If you’re in or near London, you’re in luck, for Steve Pinker is going to discuss his latest book, and the difficulty of good writing, with noted author Ian McEwan. Those are two smart and eloquent guys, and if I was anywhere near there I’d go to this Intelligence-Squared event, to be held at the Royal Geographical Society on Thursday, September 24, 2014, at 7 p.m. That’s plenty of advance warning, but I’d buy tickets now, as it’s a sure sell-out. You can book tickets at the site, although it isn’t cheap at £30 a pop.
And here’s the description of the event:
Steven Pinker is one of the world’s leading authorities on language, mind and human nature. A professor of psychology at Harvard, he is the bestselling author of eight books and regularly appears in lists of the world’s top 100 thinkers.

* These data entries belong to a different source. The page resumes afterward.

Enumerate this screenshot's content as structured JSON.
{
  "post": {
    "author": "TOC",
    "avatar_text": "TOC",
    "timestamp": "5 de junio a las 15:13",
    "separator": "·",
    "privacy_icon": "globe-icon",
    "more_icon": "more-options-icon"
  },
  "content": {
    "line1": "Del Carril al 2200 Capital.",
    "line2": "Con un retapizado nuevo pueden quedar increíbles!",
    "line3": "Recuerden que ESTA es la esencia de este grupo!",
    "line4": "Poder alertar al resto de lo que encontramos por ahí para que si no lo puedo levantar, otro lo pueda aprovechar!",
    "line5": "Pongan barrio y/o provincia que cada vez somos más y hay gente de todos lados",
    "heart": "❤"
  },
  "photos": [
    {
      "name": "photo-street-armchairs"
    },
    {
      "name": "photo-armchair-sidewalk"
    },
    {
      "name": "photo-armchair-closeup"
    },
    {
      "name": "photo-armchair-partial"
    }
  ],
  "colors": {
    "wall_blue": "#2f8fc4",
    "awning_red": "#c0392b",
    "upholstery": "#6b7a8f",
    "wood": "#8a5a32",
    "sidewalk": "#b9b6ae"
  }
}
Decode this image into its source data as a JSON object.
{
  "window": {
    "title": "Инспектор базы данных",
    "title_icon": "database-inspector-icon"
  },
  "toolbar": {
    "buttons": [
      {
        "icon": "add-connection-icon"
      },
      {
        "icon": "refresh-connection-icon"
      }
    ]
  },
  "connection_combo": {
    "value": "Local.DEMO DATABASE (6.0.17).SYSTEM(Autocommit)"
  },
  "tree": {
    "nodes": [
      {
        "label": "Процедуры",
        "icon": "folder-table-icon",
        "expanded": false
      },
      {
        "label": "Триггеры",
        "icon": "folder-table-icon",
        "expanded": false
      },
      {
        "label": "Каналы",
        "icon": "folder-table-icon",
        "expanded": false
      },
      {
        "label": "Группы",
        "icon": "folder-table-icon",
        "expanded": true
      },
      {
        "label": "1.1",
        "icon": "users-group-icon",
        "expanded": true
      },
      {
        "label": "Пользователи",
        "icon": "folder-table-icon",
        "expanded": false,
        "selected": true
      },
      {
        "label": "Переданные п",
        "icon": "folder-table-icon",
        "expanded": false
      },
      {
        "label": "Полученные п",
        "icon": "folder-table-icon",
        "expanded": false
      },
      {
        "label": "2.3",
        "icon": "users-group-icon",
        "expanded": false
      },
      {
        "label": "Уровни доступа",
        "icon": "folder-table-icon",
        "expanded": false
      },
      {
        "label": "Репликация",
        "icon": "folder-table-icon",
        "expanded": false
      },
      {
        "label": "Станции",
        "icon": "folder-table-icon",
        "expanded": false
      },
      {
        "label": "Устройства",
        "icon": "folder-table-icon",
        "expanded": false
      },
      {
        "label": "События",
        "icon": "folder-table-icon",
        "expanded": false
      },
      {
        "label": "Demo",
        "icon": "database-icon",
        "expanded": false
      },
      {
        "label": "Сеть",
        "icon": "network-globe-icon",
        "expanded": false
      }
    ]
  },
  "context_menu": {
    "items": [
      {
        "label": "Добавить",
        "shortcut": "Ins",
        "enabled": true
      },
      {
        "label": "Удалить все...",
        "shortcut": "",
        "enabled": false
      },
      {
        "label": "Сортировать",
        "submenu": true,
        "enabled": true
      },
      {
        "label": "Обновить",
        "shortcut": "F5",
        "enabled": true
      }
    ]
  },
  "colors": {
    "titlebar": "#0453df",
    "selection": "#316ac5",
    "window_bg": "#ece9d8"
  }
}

On September 25th he returns to the Intelligence Squared stage to discuss his latest publication The Sense of Style, a short and entertaining writing guide for the 21st century. Pinker will argue that bad writing can’t be blamed on the internet, or on “the kids today”. Good writing has always been hard: a performance requiring pretence, empathy, and a drive for coherence. He will answer questions such as: how can we overcome the “curse of knowledge”, the difficulty in imagining what it’s like not to know something we do? And how can we distinguish the myths and superstitions about language from helpful rules that enhance clarity and grace? Pinker will show how everyone can improve their mastery of writing and their appreciation of the art.
Professor Pinker will be in conversation with Ian McEwan, one of Britain’s most acclaimed novelists, who has frequently explored the common ground between art and science.
You can see a 77-minute video of Pinker giving a talk at MIT with the same title as his upcoming book at this site. It may very well mirror the structure of that book.
I’m deeply acquainted at the moment with the difficulty of writing, as I’m spending most of my days struggling to put ideas across in a clear and engaging way. It’s the hardest thing I’ve ever done—next to testifying against the state in cases involving forensic DNA.